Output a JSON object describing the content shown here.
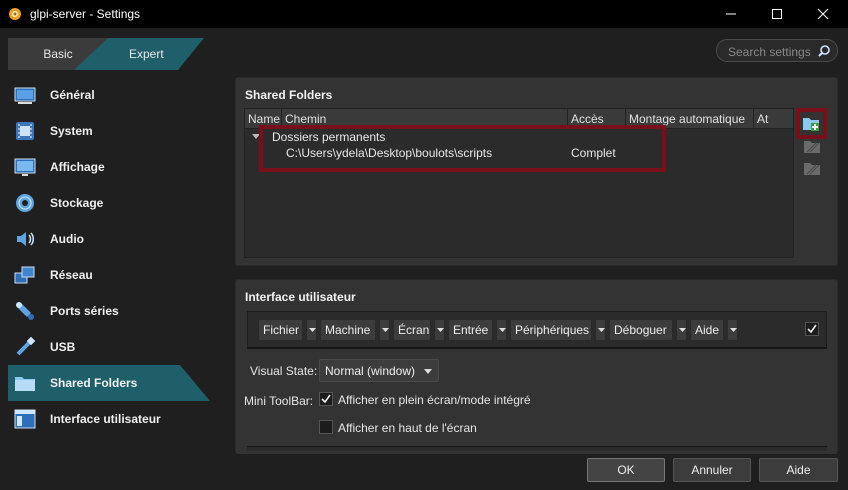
{
  "window": {
    "title": "glpi-server - Settings"
  },
  "mode_tabs": {
    "basic": "Basic",
    "expert": "Expert"
  },
  "search": {
    "placeholder": "Search settings"
  },
  "sidebar": {
    "items": [
      {
        "label": "Général",
        "icon": "general-icon"
      },
      {
        "label": "System",
        "icon": "system-icon"
      },
      {
        "label": "Affichage",
        "icon": "display-icon"
      },
      {
        "label": "Stockage",
        "icon": "storage-icon"
      },
      {
        "label": "Audio",
        "icon": "audio-icon"
      },
      {
        "label": "Réseau",
        "icon": "network-icon"
      },
      {
        "label": "Ports séries",
        "icon": "serial-ports-icon"
      },
      {
        "label": "USB",
        "icon": "usb-icon"
      },
      {
        "label": "Shared Folders",
        "icon": "shared-folders-icon",
        "selected": true
      },
      {
        "label": "Interface utilisateur",
        "icon": "user-interface-icon"
      }
    ]
  },
  "shared_folders": {
    "title": "Shared Folders",
    "columns": [
      "Name",
      "Chemin",
      "Accès",
      "Montage automatique",
      "At"
    ],
    "group_label": "Dossiers permanents",
    "rows": [
      {
        "name": "",
        "path": "C:\\Users\\ydela\\Desktop\\boulots\\scripts",
        "access": "Complet"
      }
    ],
    "highlight_color": "#7a0f1c"
  },
  "user_interface": {
    "title": "Interface utilisateur",
    "menu_items": [
      "Fichier",
      "Machine",
      "Écran",
      "Entrée",
      "Périphériques",
      "Déboguer",
      "Aide"
    ],
    "menubar_enabled": true,
    "visual_state_label": "Visual State:",
    "visual_state_value": "Normal (window)",
    "mini_toolbar_label": "Mini ToolBar:",
    "mini_toolbar_fullscreen": {
      "label": "Afficher en plein écran/mode intégré",
      "checked": true
    },
    "mini_toolbar_top": {
      "label": "Afficher en haut de l'écran",
      "checked": false
    }
  },
  "buttons": {
    "ok": "OK",
    "cancel": "Annuler",
    "help": "Aide"
  },
  "colors": {
    "accent": "#1f5f69",
    "background": "#1f1f1f",
    "panel": "#333333"
  }
}
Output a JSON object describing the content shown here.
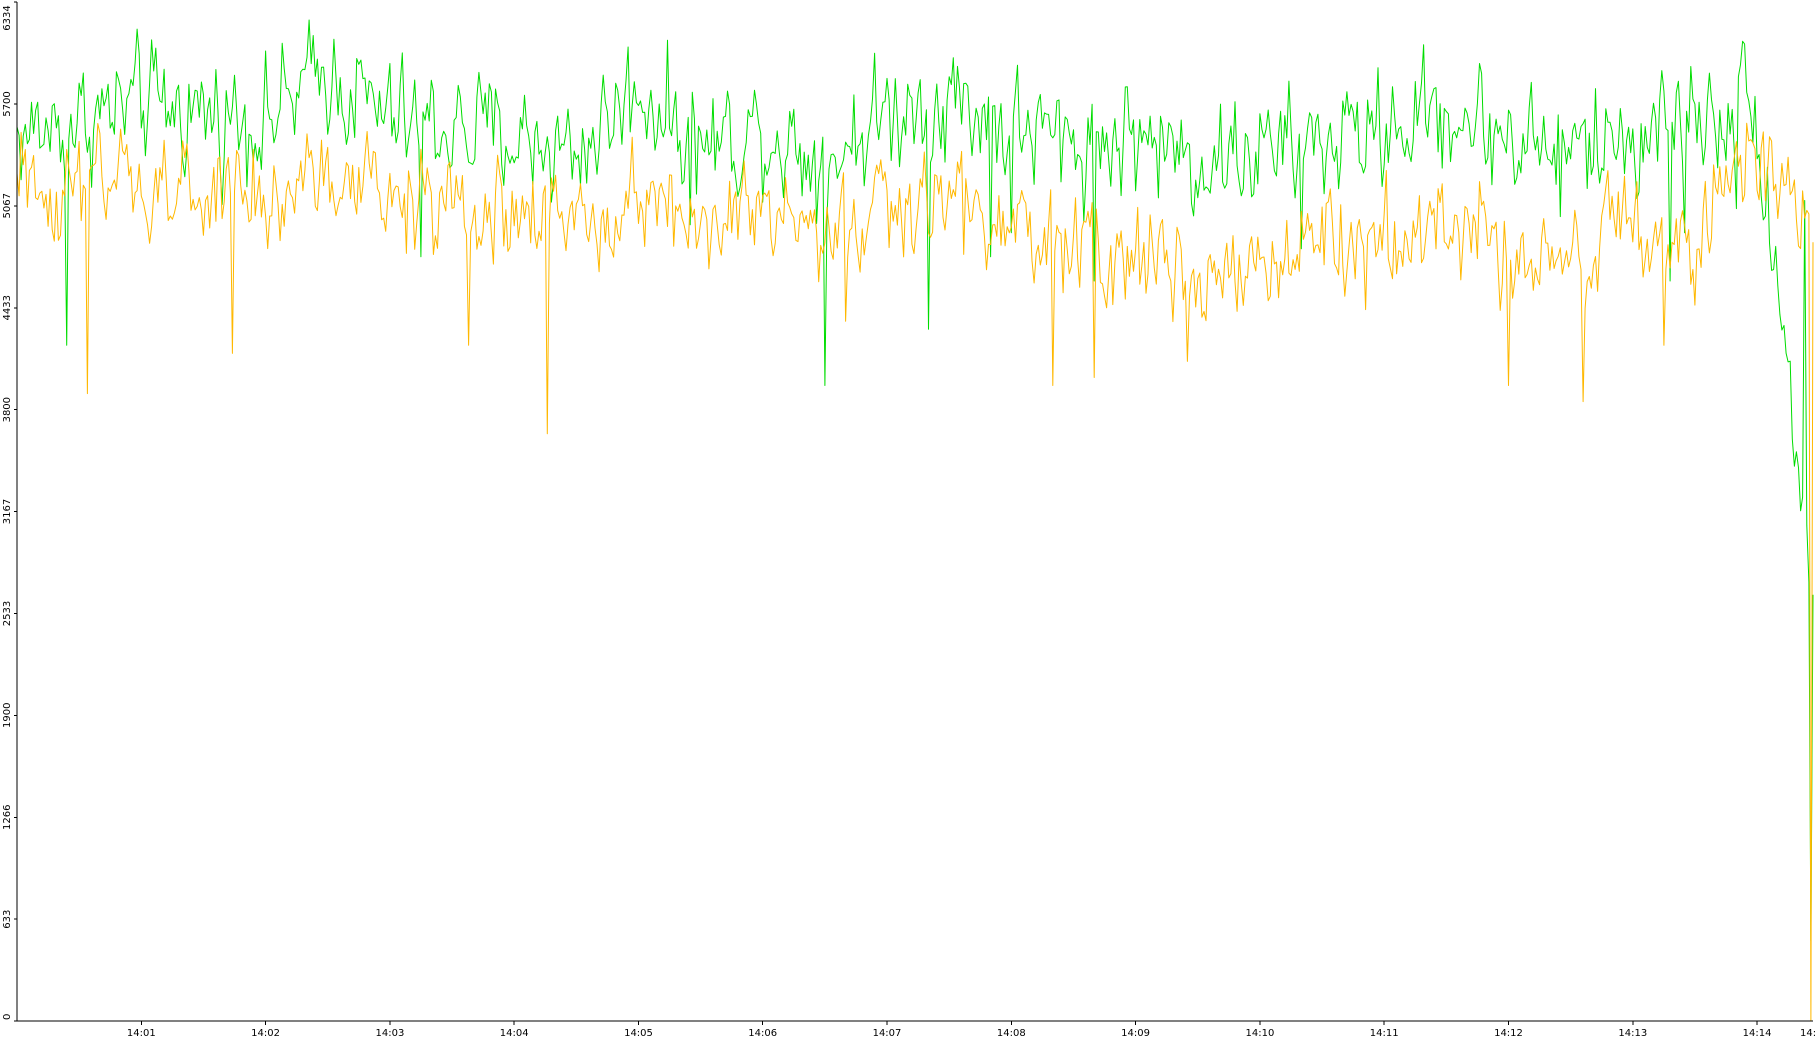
{
  "chart_data": {
    "type": "line",
    "title": "",
    "xlabel": "",
    "ylabel": "",
    "ylim": [
      0,
      6334
    ],
    "y_ticks": [
      0,
      633,
      1266,
      1900,
      2533,
      3167,
      3800,
      4433,
      5067,
      5700,
      6334
    ],
    "y_tick_labels": [
      "0",
      "633",
      "1266",
      "1900",
      "2533",
      "3167",
      "3800",
      "4433",
      "5067",
      "5700",
      "6334"
    ],
    "x_range_minutes": [
      0.0,
      14.45
    ],
    "x_ticks": [
      1,
      2,
      3,
      4,
      5,
      6,
      7,
      8,
      9,
      10,
      11,
      12,
      13,
      14
    ],
    "x_tick_labels": [
      "14:01",
      "14:02",
      "14:03",
      "14:04",
      "14:05",
      "14:06",
      "14:07",
      "14:08",
      "14:09",
      "14:10",
      "14:11",
      "14:12",
      "14:13",
      "14:14",
      "14:"
    ],
    "x_truncated_label": "14:",
    "grid": false,
    "legend": "none",
    "series": [
      {
        "color": "#00dd00",
        "x_step_seconds": 1,
        "level_anchors": [
          [
            0,
            5500
          ],
          [
            60,
            5700
          ],
          [
            120,
            5600
          ],
          [
            150,
            5900
          ],
          [
            180,
            5600
          ],
          [
            240,
            5500
          ],
          [
            270,
            5400
          ],
          [
            300,
            5800
          ],
          [
            330,
            5450
          ],
          [
            360,
            5550
          ],
          [
            390,
            5350
          ],
          [
            420,
            5650
          ],
          [
            450,
            5750
          ],
          [
            480,
            5550
          ],
          [
            510,
            5450
          ],
          [
            540,
            5500
          ],
          [
            570,
            5350
          ],
          [
            600,
            5400
          ],
          [
            630,
            5450
          ],
          [
            660,
            5550
          ],
          [
            690,
            5650
          ],
          [
            720,
            5500
          ],
          [
            750,
            5400
          ],
          [
            780,
            5500
          ],
          [
            810,
            5650
          ],
          [
            840,
            5700
          ],
          [
            867,
            2700
          ]
        ],
        "noise_amplitude": 260,
        "spikes": [
          [
            3,
            5500
          ],
          [
            13,
            5450
          ],
          [
            24,
            4200
          ],
          [
            195,
            4750
          ],
          [
            325,
            4950
          ],
          [
            390,
            3950
          ],
          [
            440,
            4300
          ],
          [
            470,
            4750
          ],
          [
            480,
            4900
          ],
          [
            520,
            4600
          ],
          [
            620,
            4800
          ],
          [
            745,
            5000
          ],
          [
            798,
            4600
          ],
          [
            805,
            4900
          ],
          [
            830,
            5050
          ],
          [
            863,
            5100
          ],
          [
            866,
            500
          ],
          [
            867,
            2650
          ]
        ]
      },
      {
        "color": "#ffb800",
        "x_step_seconds": 1,
        "level_anchors": [
          [
            0,
            5200
          ],
          [
            60,
            5150
          ],
          [
            120,
            5100
          ],
          [
            150,
            5250
          ],
          [
            180,
            5100
          ],
          [
            240,
            5000
          ],
          [
            270,
            4950
          ],
          [
            300,
            5200
          ],
          [
            330,
            4950
          ],
          [
            360,
            5000
          ],
          [
            390,
            4850
          ],
          [
            420,
            5050
          ],
          [
            450,
            5100
          ],
          [
            480,
            4900
          ],
          [
            510,
            4800
          ],
          [
            540,
            4750
          ],
          [
            570,
            4650
          ],
          [
            600,
            4700
          ],
          [
            630,
            4800
          ],
          [
            660,
            4850
          ],
          [
            690,
            4950
          ],
          [
            720,
            4850
          ],
          [
            750,
            4750
          ],
          [
            780,
            4900
          ],
          [
            810,
            4800
          ],
          [
            840,
            5350
          ],
          [
            867,
            5050
          ]
        ],
        "noise_amplitude": 240,
        "spikes": [
          [
            34,
            3900
          ],
          [
            104,
            4150
          ],
          [
            218,
            4200
          ],
          [
            256,
            3650
          ],
          [
            400,
            4350
          ],
          [
            500,
            3950
          ],
          [
            520,
            4000
          ],
          [
            565,
            4100
          ],
          [
            720,
            3950
          ],
          [
            756,
            3850
          ],
          [
            795,
            4200
          ],
          [
            810,
            4450
          ],
          [
            866,
            0
          ]
        ]
      }
    ]
  }
}
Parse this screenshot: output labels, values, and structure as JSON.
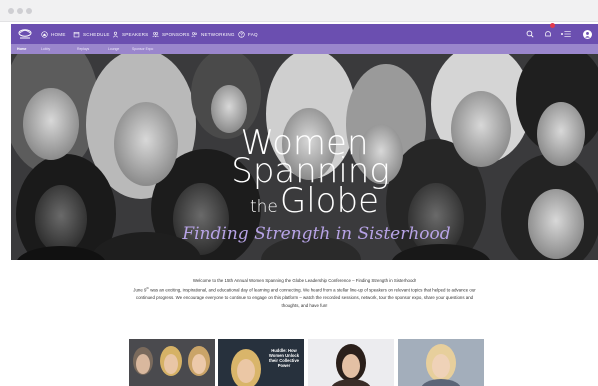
{
  "nav": {
    "items": [
      {
        "label": "HOME",
        "icon": "home-icon"
      },
      {
        "label": "SCHEDULE",
        "icon": "calendar-icon"
      },
      {
        "label": "SPEAKERS",
        "icon": "person-icon"
      },
      {
        "label": "SPONSORS",
        "icon": "people-icon"
      },
      {
        "label": "NETWORKING",
        "icon": "network-icon"
      },
      {
        "label": "FAQ",
        "icon": "question-icon"
      }
    ],
    "right_icons": [
      "search-icon",
      "notification-icon",
      "menu-icon",
      "user-avatar"
    ]
  },
  "subnav": {
    "items": [
      {
        "label": "Home"
      },
      {
        "label": "Lobby"
      },
      {
        "label": "Replays"
      },
      {
        "label": "Lounge"
      },
      {
        "label": "Sponsor Expo"
      }
    ]
  },
  "hero": {
    "line1": "Women",
    "line2": "Spanning",
    "line3a": "the",
    "line3b": "Globe",
    "tagline": "Finding Strength in Sisterhood"
  },
  "welcome": {
    "line1": "Welcome to the 15th Annual Women Spanning the Globe Leadership Conference – Finding Strength in Sisterhood!",
    "p1_start": "June 9",
    "p1_sup": "th",
    "p1_rest": " was an exciting, inspirational, and educational day of learning and connecting.  We heard from a stellar line-up of speakers on relevant topics that helped to advance our continued progress.  We encourage everyone to continue to engage on this platform – watch the recorded sessions, network, tour the sponsor expo, share your questions and thoughts, and have fun!"
  },
  "thumbnails": [
    {
      "caption": ""
    },
    {
      "caption": "Huddle: How Women Unlock their Collective Power"
    },
    {
      "caption": ""
    },
    {
      "caption": ""
    }
  ],
  "colors": {
    "nav_bg": "#6b4fb0",
    "subnav_bg": "#9a86cc",
    "hero_bg": "#2c2c2e",
    "tagline": "#b7a3e6",
    "notification": "#e23a4e"
  }
}
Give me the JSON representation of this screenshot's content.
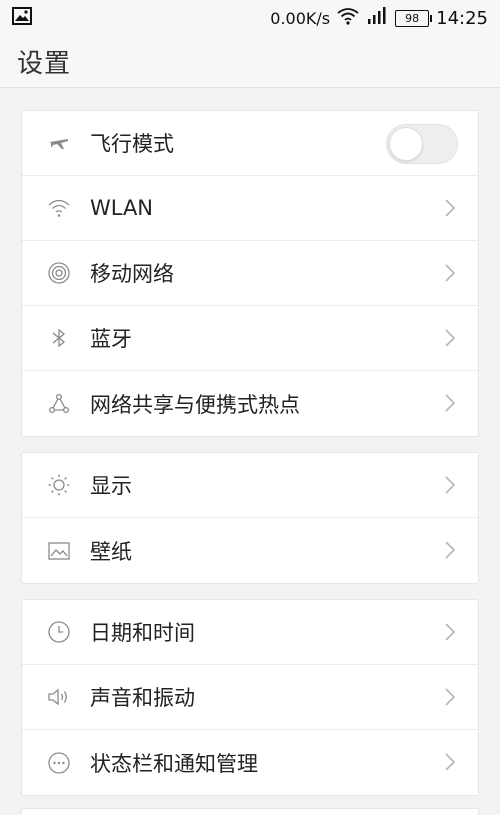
{
  "status_bar": {
    "speed": "0.00K/s",
    "battery": "98",
    "time": "14:25"
  },
  "header": {
    "title": "设置"
  },
  "groups": [
    {
      "items": [
        {
          "label": "飞行模式",
          "icon": "airplane-icon",
          "control": "toggle",
          "toggle_on": false
        },
        {
          "label": "WLAN",
          "icon": "wifi-icon",
          "control": "chevron"
        },
        {
          "label": "移动网络",
          "icon": "mobile-network-icon",
          "control": "chevron"
        },
        {
          "label": "蓝牙",
          "icon": "bluetooth-icon",
          "control": "chevron"
        },
        {
          "label": "网络共享与便携式热点",
          "icon": "hotspot-icon",
          "control": "chevron"
        }
      ]
    },
    {
      "items": [
        {
          "label": "显示",
          "icon": "brightness-icon",
          "control": "chevron"
        },
        {
          "label": "壁纸",
          "icon": "wallpaper-icon",
          "control": "chevron"
        }
      ]
    },
    {
      "items": [
        {
          "label": "日期和时间",
          "icon": "clock-icon",
          "control": "chevron"
        },
        {
          "label": "声音和振动",
          "icon": "speaker-icon",
          "control": "chevron"
        },
        {
          "label": "状态栏和通知管理",
          "icon": "more-dots-icon",
          "control": "chevron"
        }
      ]
    }
  ],
  "colors": {
    "background": "#f3f3f3",
    "card": "#ffffff",
    "icon": "#8a8a8a",
    "chevron": "#b5b5b5",
    "text": "#222222"
  }
}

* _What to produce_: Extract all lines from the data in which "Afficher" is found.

* _Solution to this exercise_:
      "label": "Afficher en plein écran/mode intégré",
      "label": "Afficher en haut de l'écran",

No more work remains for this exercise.